- **Task prompt**: Lift every line from the entries that includes the word "title".

- **Web page and app entries**:

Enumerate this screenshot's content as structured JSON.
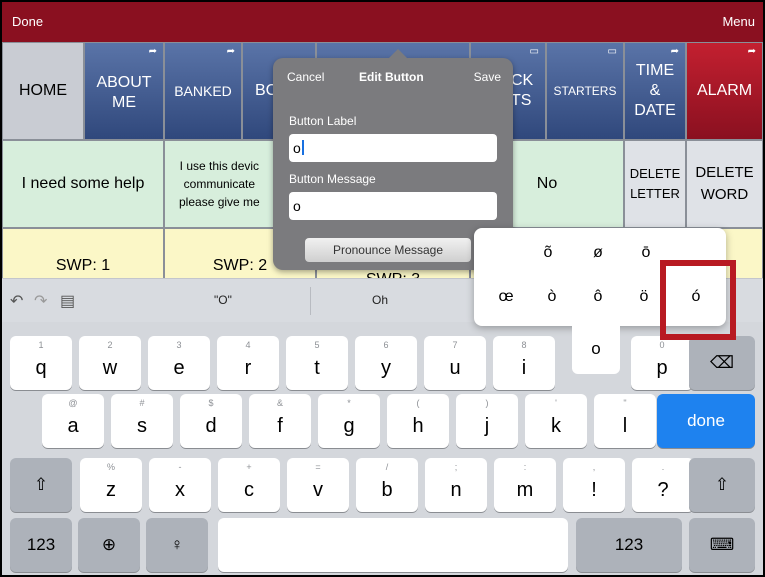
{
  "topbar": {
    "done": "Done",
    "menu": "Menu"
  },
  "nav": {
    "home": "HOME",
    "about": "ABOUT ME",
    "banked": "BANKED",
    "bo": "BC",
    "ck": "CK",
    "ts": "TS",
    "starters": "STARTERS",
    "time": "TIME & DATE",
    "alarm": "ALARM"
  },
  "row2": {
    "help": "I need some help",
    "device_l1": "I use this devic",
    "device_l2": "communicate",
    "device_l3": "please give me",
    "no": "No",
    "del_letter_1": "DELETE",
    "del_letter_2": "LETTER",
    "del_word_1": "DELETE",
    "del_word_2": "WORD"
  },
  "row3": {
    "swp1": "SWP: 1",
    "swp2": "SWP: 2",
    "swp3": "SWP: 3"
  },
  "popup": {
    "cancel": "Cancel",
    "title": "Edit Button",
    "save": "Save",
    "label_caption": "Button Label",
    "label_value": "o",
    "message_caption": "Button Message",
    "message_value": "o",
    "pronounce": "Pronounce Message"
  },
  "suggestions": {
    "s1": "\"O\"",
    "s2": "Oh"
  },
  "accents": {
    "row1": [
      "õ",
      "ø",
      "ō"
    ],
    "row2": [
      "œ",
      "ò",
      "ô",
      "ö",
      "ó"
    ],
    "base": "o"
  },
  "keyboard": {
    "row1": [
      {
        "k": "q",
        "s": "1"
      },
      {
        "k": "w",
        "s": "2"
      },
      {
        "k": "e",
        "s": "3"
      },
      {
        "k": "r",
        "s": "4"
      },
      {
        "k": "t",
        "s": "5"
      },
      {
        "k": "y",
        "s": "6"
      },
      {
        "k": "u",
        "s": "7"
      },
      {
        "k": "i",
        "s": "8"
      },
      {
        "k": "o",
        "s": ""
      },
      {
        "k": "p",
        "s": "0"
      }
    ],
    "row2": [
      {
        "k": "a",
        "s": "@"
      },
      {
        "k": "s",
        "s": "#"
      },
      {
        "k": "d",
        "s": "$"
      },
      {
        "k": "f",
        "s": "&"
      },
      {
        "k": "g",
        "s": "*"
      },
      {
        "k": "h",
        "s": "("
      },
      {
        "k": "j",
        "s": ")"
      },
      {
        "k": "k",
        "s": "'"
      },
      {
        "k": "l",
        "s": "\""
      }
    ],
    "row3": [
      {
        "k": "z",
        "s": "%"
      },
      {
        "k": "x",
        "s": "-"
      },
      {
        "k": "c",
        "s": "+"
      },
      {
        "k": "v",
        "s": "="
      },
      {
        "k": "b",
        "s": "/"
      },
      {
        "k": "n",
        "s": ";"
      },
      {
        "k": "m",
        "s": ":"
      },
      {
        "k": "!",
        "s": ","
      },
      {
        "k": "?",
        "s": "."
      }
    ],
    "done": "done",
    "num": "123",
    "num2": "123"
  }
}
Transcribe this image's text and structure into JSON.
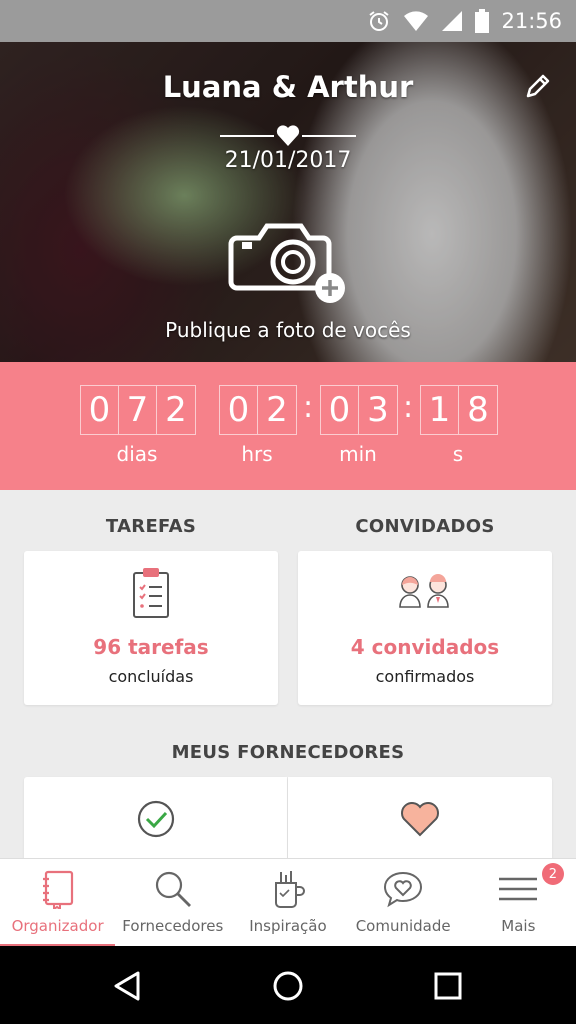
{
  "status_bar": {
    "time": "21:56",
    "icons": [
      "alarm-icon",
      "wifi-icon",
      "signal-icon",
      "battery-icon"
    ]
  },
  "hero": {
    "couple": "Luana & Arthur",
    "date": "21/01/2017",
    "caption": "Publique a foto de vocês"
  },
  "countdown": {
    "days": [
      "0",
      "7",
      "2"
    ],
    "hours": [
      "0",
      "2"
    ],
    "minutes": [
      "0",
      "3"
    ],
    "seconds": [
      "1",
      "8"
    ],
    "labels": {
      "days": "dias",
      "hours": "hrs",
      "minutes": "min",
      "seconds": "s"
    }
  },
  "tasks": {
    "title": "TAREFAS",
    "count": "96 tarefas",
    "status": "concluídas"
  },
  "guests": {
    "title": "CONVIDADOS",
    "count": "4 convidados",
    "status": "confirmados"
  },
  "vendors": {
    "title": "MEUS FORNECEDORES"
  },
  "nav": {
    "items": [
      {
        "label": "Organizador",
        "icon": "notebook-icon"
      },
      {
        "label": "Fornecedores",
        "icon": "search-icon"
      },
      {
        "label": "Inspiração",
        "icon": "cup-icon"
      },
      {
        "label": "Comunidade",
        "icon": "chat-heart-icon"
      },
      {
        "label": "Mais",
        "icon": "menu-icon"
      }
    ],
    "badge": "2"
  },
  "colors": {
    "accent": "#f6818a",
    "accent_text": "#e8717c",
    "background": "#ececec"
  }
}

- **Solution to the problem**:
    "title": "Edit Button",
    "title": "TAREFAS",
    "title": "CONVIDADOS",
    "title": "MEUS FORNECEDORES"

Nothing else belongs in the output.